Malaysia: Ringgit falls to lowest level in over a decade
November 14, 2016
On 11 November, the ringgit traded in offshore markets dropped to its lowest level in in over a decade, following Donald Trump’s victory in the U.S. presidential elections. According to Thomson Reuters data, the ringgit’s one-month non-deliverable forwards lost 3.7% from the previous close to 4.54 MYR per USD, which was the weakest since September 2004. The sudden plunge was triggered by a large sell-off of emerging market government debt, as investors expect higher interest rates and reduced imports from Asia under Trump’s presidency. While Malaysia’s economic fundamentals remain solid—GDP accelerated to 4.3% in Q3—Trump’s proposed protectionist policies would affect investor sentiment in Asia’s export-led economies. Meanwhile, on the same day, the ringgit’s spot price settled at 4.29 MYR per USD, which weakened to a level last seen at the beginning of this year.
With the ringgit weakening, Malaysia’s Central Bank quickly intervened in the onshore market, making sure that the spot rate vis-à-vis the U.S. dollar remains stable.

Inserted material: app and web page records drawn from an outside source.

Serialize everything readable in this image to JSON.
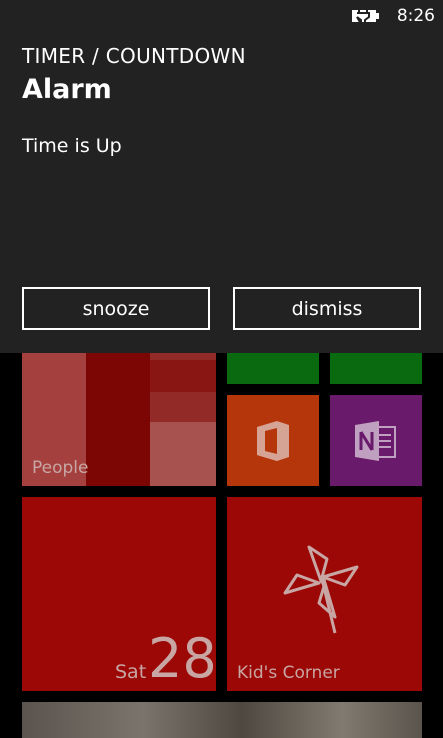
{
  "status_bar": {
    "time": "8:26",
    "battery_icon": "battery-charging-icon"
  },
  "notification": {
    "app_name": "TIMER / COUNTDOWN",
    "title": "Alarm",
    "message": "Time is Up",
    "buttons": {
      "snooze_label": "snooze",
      "dismiss_label": "dismiss"
    }
  },
  "tiles": {
    "people_label": "People",
    "office_icon": "office-icon",
    "onenote_icon": "onenote-icon",
    "calendar": {
      "day": "Sat",
      "date": "28"
    },
    "kids_corner_label": "Kid's Corner",
    "kids_corner_icon": "pinwheel-icon"
  },
  "colors": {
    "banner_bg": "#222222",
    "tile_red": "#9c0806",
    "tile_green": "#0a6a10",
    "tile_orange": "#b4360a",
    "tile_purple": "#6a1a6a"
  }
}
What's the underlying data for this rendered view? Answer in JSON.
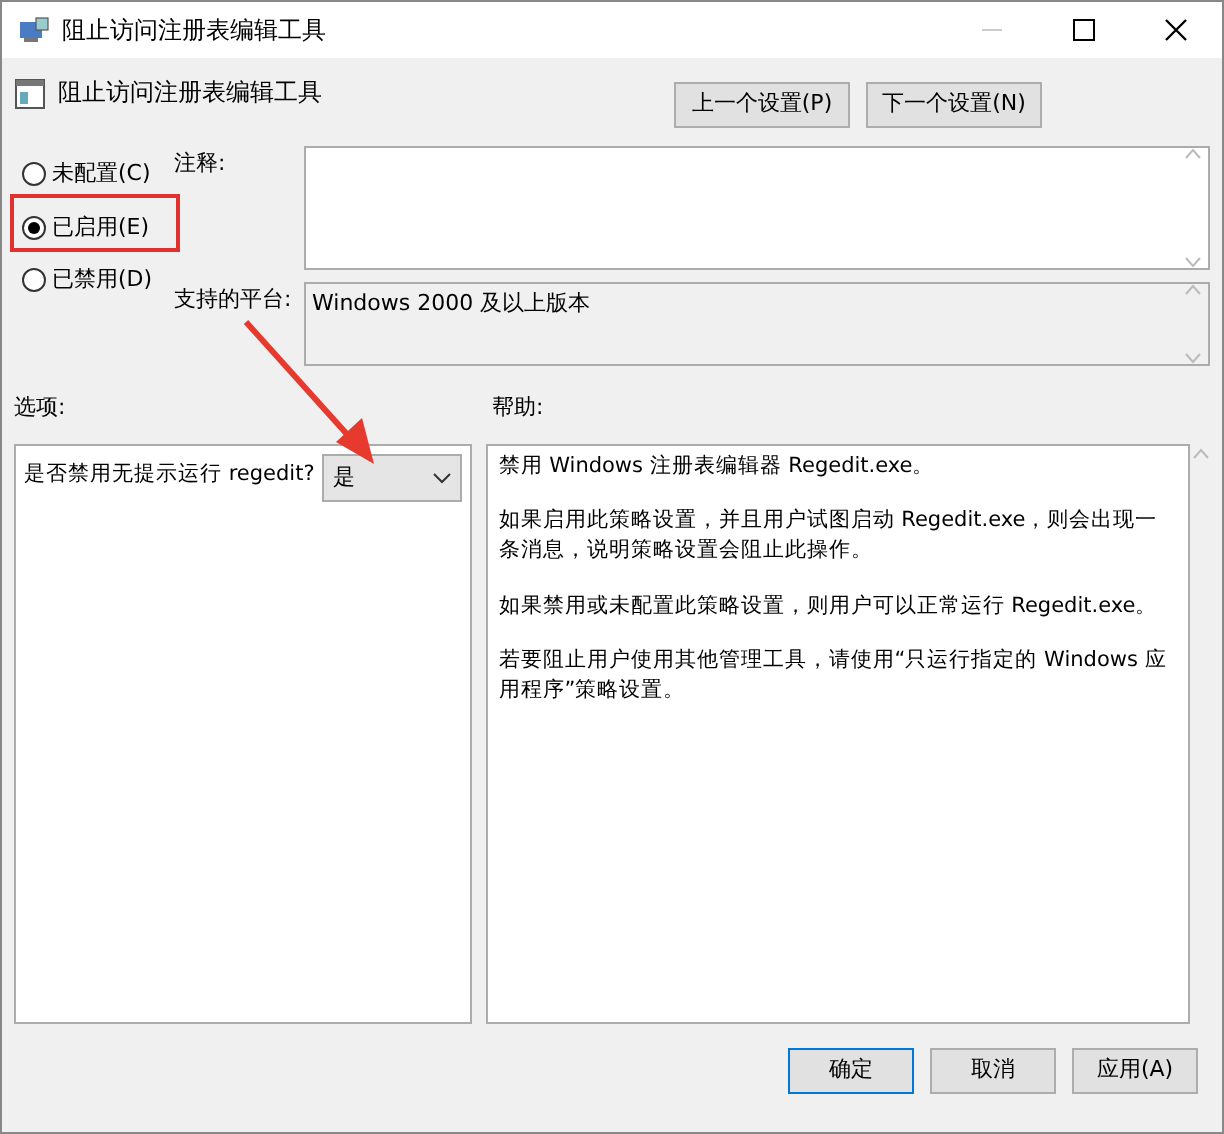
{
  "window": {
    "title": "阻止访问注册表编辑工具"
  },
  "header": {
    "title": "阻止访问注册表编辑工具",
    "buttons": [
      "上一个设置(P)",
      "下一个设置(N)"
    ]
  },
  "states": [
    {
      "label": "未配置(C)",
      "selected": false
    },
    {
      "label": "已启用(E)",
      "selected": true
    },
    {
      "label": "已禁用(D)",
      "selected": false
    }
  ],
  "comment": {
    "label": "注释:"
  },
  "platform": {
    "label": "支持的平台:",
    "value": "Windows 2000 及以上版本"
  },
  "options": {
    "label": "选项:",
    "setting": "是否禁用无提示运行 regedit?",
    "value": "是"
  },
  "help": {
    "label": "帮助:",
    "paragraphs": [
      "禁用 Windows 注册表编辑器 Regedit.exe。",
      "如果启用此策略设置，并且用户试图启动 Regedit.exe，则会出现一条消息，说明策略设置会阻止此操作。",
      "如果禁用或未配置此策略设置，则用户可以正常运行 Regedit.exe。",
      "若要阻止用户使用其他管理工具，请使用“只运行指定的 Windows 应用程序”策略设置。"
    ]
  },
  "buttons": [
    {
      "label": "确定",
      "default": true
    },
    {
      "label": "取消",
      "default": false
    },
    {
      "label": "应用(A)",
      "default": false
    }
  ]
}
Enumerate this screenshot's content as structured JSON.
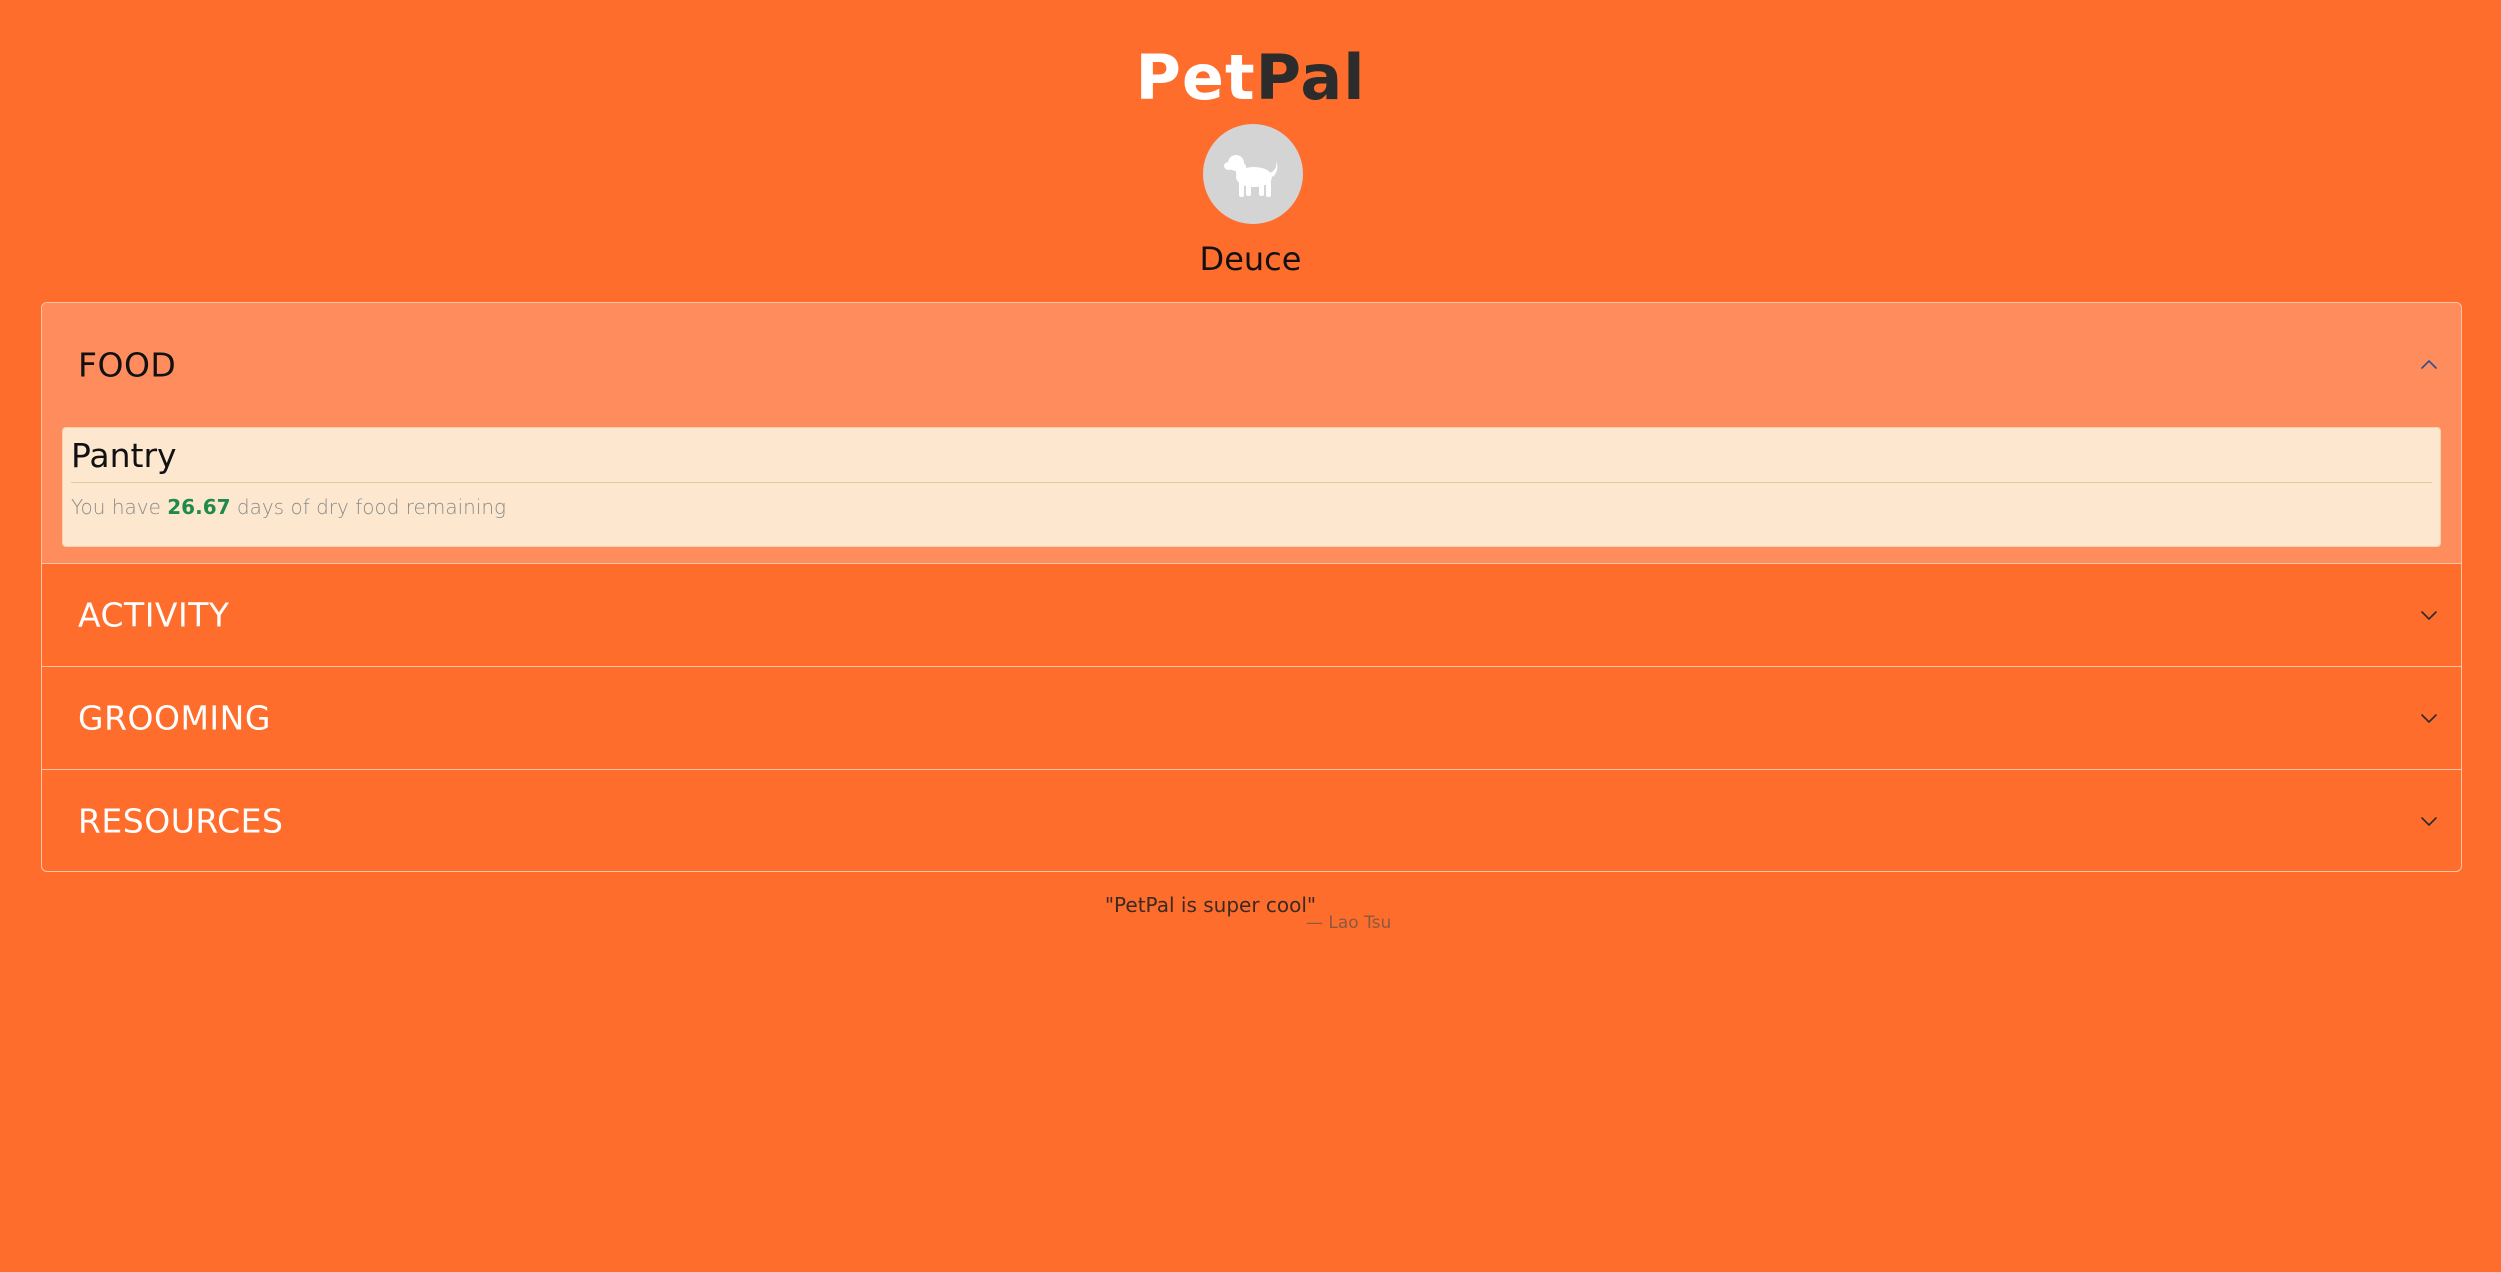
{
  "logo": {
    "part1": "Pet",
    "part2": "Pal"
  },
  "pet": {
    "name": "Deuce",
    "avatar_icon": "dog-icon"
  },
  "sections": [
    {
      "title": "FOOD",
      "expanded": true,
      "chevron_icon": "chevron-up-icon",
      "card": {
        "title": "Pantry",
        "text_before": "You have ",
        "days_value": "26.67",
        "text_after": " days of dry food remaining"
      }
    },
    {
      "title": "ACTIVITY",
      "expanded": false,
      "chevron_icon": "chevron-down-icon"
    },
    {
      "title": "GROOMING",
      "expanded": false,
      "chevron_icon": "chevron-down-icon"
    },
    {
      "title": "RESOURCES",
      "expanded": false,
      "chevron_icon": "chevron-down-icon"
    }
  ],
  "quote": {
    "text": "\"PetPal is super cool\"",
    "author": "— Lao Tsu"
  },
  "colors": {
    "background": "#ff6d2c",
    "expanded_section": "#ff8c5c",
    "card_background": "#fde8cf",
    "highlight_value": "#1f8a4c"
  }
}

The Central Bank acknowledged the intervention and stated, on 11 November, that it will ensure that the markets do not price the ringgit out of sync with the economy’s underlying fundamentals, while also providing the necessary liquidity in the forex market.
Author: Luis Lopez Vivas, Economist